out, the millers now consented to give 62 cents, which The memorial having been read
he considered a fair price. This Major Cochran was repMr. EWING said: The thing, Mr. President, is not so resented to him as a respectable man, but, although he bad. I hope my colleague will give us the rest which he thought he had seen him once, he was not personally in. has by him, and which, it seems, he is ashamed of. timate with him. The resolution having been examined

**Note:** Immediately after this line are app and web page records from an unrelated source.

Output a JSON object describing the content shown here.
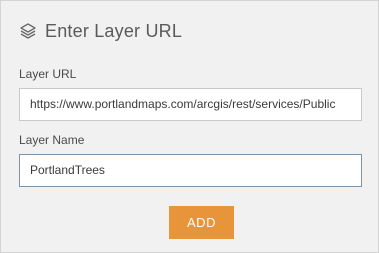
{
  "header": {
    "icon": "layers-icon",
    "title": "Enter Layer URL"
  },
  "layer_url": {
    "label": "Layer URL",
    "value": "https://www.portlandmaps.com/arcgis/rest/services/Public"
  },
  "layer_name": {
    "label": "Layer Name",
    "value": "PortlandTrees"
  },
  "actions": {
    "add_label": "ADD"
  },
  "colors": {
    "panel_bg": "#f1f1f1",
    "accent": "#e8943a",
    "focus_border": "#7a96ad"
  }
}
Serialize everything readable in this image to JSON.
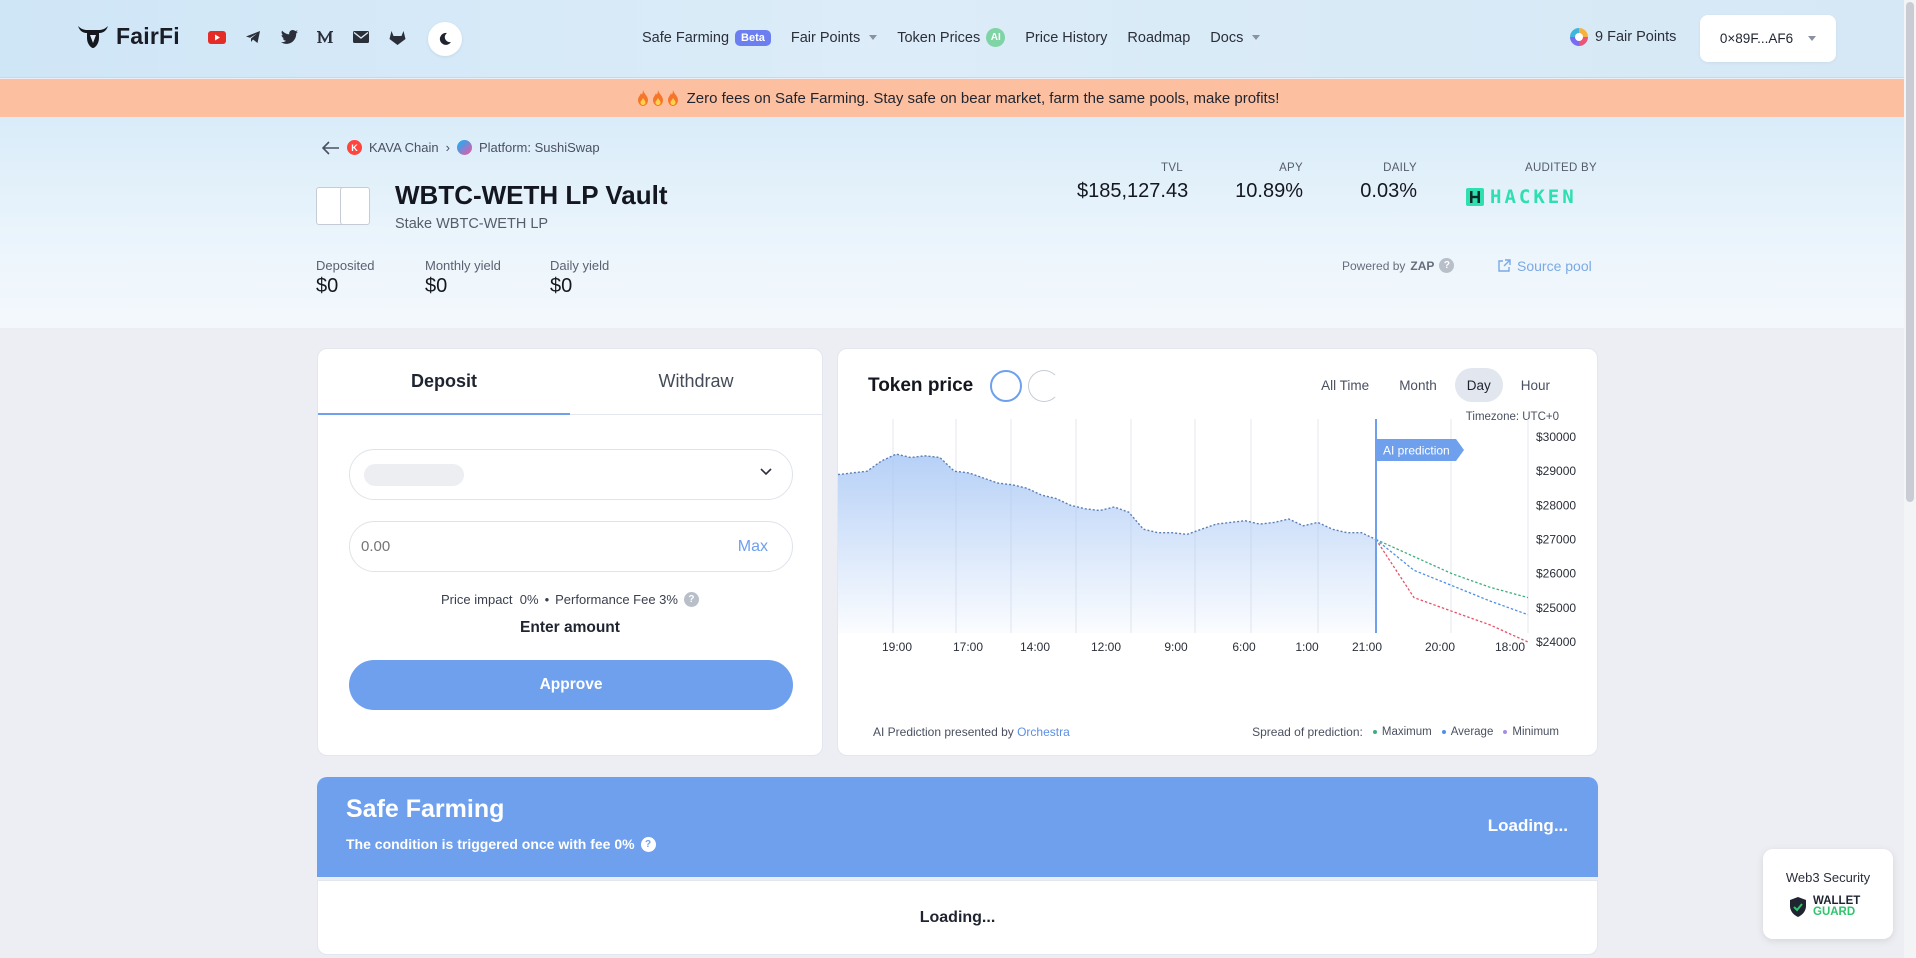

Mr. EWING said, he could not permit the remark of Mr. CLAY expressed a hope that it would be read— his colleague, imputing, even in the alternative, misrepreand, if the Senate would but refer it to him, he would sentation to the memorialists. They were men, honest pledge himself to give the resolution one of the mildest and intelligent, and they could not be mistaken as to the and best natured replies in the world. As the other side facts which they stated. The authority on which my col. was the losing party, it would be very hard to deprive it lleague contradicts them, is a letter from a Major Cochran